When I was a kid who did not like raw fish yet, I found myself ordering only three things whenever we would go out for sushi: cucumber rolls, tamagoyaki(Japanese omelet), and inarizushi. Inari refers to these puffed tofu skins that are based in a sweet soy mixture, giving them a sweet, smoky, and almost salty taste. If I were to equate the taste to anything a non-Japanese person might have had, maaaybe a honey-glazed ham in terms of flavor, with a texture kind of like a piece of super braised pork belly skin? I can assure you, as a child who did not eat raw fish, I loved inari. It is relatively simple to make, and even if you want to make more things beyond just sushi with it, you can serve it with udon or soba(which is popularly called kitsune udon/soba when served with inari), or even stuff and braise the tofu skins in a stew or soup!
With these inarizushi, I wanted to go in a fun direction with them. So I opted to make them look like one of my absolute favorite Pokemon, Rowlet! They are cute, round, and in the anime anyways, hilarious little owls with a little leaf-shaped bowtie. Since Rowlets are on the simpler side in terms of design, they actually translate really well into inarizushi. The inari replaces the brown feathers on a Rowlet, with the white representing the white. The beaks can be formed with more inari and rice, while the eyes can be punched out using nori. And that leaves are made from kaiware or daikon sprouts. Kaiware are a little spicy, but that’s fine because they add a little more flavor into the inari. I also used a tiny bit of sesame oil in the rice, just to create a more buttery texture, a trick I learned from Sugarfish here in LA. These Rowlet Inarizushi were surprisingly easy to make, and they are the perfect thing to include in a bento box for lunch!
For the rice:
1 cup short grain sushi rice
1 1/3 cups water, with more for rinsing

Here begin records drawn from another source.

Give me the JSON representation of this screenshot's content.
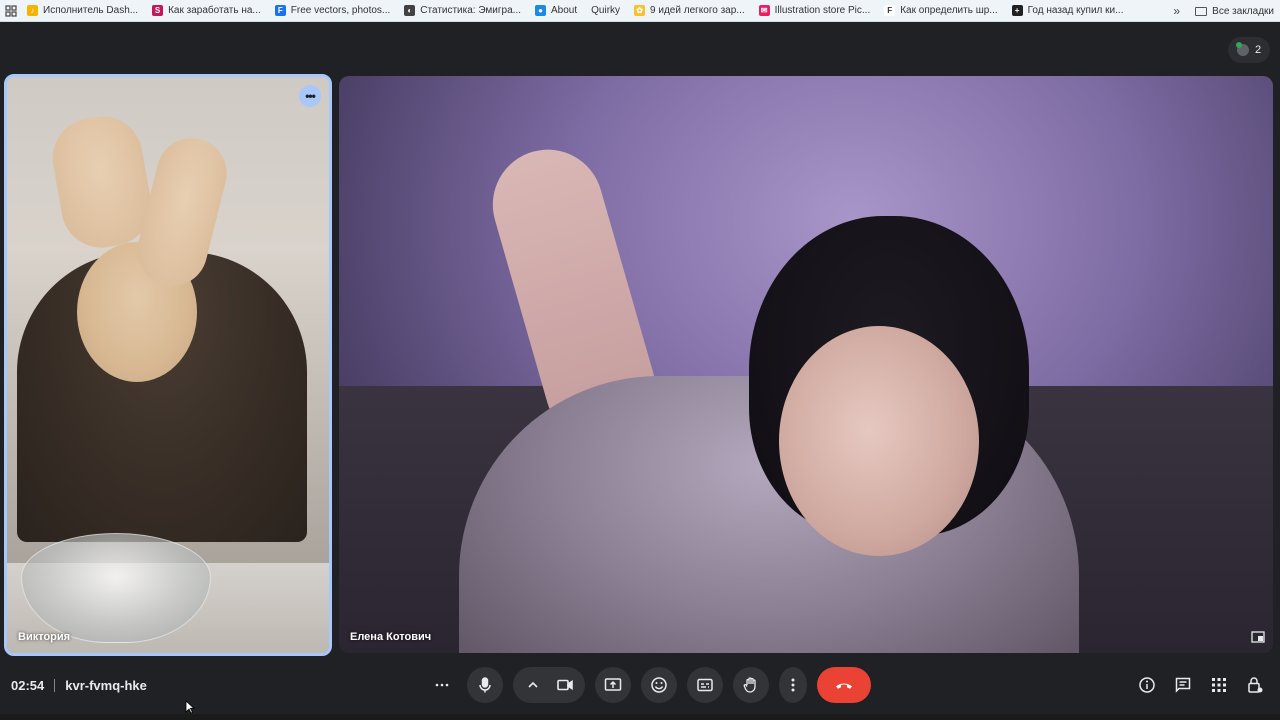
{
  "bookmarks": {
    "items": [
      {
        "label": "Исполнитель Dash...",
        "color": "#f4b400",
        "glyph": "♪"
      },
      {
        "label": "Как заработать на...",
        "color": "#c2185b",
        "glyph": "S"
      },
      {
        "label": "Free vectors, photos...",
        "color": "#1a73e8",
        "glyph": "F"
      },
      {
        "label": "Статистика: Эмигра...",
        "color": "#424242",
        "glyph": "◐"
      },
      {
        "label": "About",
        "color": "#1e88e5",
        "glyph": "●"
      },
      {
        "label": "Quirky",
        "color": "transparent",
        "glyph": ""
      },
      {
        "label": "9 идей легкого зар...",
        "color": "#fbc02d",
        "glyph": "✿"
      },
      {
        "label": "Illustration store Pic...",
        "color": "#e91e63",
        "glyph": "✉"
      },
      {
        "label": "Как определить шр...",
        "color": "#ffffff",
        "glyph": "F"
      },
      {
        "label": "Год назад купил ки...",
        "color": "#212121",
        "glyph": "+"
      }
    ],
    "more_label": "»",
    "all_bookmarks_label": "Все закладки"
  },
  "meeting": {
    "participant_count": "2",
    "time": "02:54",
    "code": "kvr-fvmq-hke"
  },
  "participants": {
    "left_name": "Виктория",
    "right_name": "Елена Котович"
  },
  "colors": {
    "end_call": "#ea4335",
    "active_border": "#a8c7fa",
    "background": "#202124"
  }
}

a pinch of salt
2 tbsp rice wine vinegar
1 tbsp mirin
1 tsp granulated sugar
1/2 tsp sesame oil
Rinse the rice in a strainer until the water runs completely clear. Then place the rice into a small pot with the water and salt and place into a rice cooker. In a cup, dissolve the sugar in rice wine vinegar, mirin, and sesame oil. Once the rice is cooked, pour the mirin liquid into the rice and fold it together until combined.
Kaiware sprouts(daikon/radish sprouts)
For the inari, use small circle cutters to cut out the “face holes” for the Rowlets. I also trimmed the bottoms of the skins as well just to make the inari better resemble the body of a Rowlet. For the beaks, use small, triangular pieces of inari with a small clump of rice. Trim the stems off the kaiware sprouts. For the eyes, use either a hole puncher or a nori-cutter to cut out ovular shapes.
To assemble, place about 1/4 cup of rice into each inari skin. Then garnish with the beaks, eyes, and the bowties to finish.